__ACTIVITY__: As you look over the data below, please find each line where the word "author" appears, then copy it.

Stored dataset items
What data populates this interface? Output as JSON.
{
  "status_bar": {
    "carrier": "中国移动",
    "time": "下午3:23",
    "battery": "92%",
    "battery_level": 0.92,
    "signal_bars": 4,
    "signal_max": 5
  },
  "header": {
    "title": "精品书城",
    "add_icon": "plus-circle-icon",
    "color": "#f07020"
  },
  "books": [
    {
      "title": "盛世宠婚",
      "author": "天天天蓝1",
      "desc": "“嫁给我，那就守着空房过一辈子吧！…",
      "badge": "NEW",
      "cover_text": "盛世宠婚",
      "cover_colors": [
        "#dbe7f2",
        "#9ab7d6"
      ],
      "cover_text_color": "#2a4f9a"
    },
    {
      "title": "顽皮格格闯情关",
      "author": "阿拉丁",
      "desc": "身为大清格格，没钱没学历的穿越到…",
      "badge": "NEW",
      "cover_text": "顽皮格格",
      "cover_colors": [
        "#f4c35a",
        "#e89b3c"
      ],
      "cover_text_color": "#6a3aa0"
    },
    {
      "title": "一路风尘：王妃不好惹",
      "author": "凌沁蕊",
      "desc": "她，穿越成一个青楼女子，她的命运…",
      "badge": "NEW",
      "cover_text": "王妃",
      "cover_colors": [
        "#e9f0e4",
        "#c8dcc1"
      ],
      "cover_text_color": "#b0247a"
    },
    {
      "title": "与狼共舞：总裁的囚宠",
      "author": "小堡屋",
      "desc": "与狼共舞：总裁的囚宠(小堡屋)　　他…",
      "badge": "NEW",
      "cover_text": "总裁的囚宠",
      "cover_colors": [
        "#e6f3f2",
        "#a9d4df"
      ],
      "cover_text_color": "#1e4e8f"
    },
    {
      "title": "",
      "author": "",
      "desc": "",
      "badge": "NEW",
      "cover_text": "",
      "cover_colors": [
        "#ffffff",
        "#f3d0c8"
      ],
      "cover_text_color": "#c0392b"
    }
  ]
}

__RESULT FOR THIS TASK__:
      "author": "天天天蓝1",
      "author": "阿拉丁",
      "author": "凌沁蕊",
      "author": "小堡屋",
      "author": "",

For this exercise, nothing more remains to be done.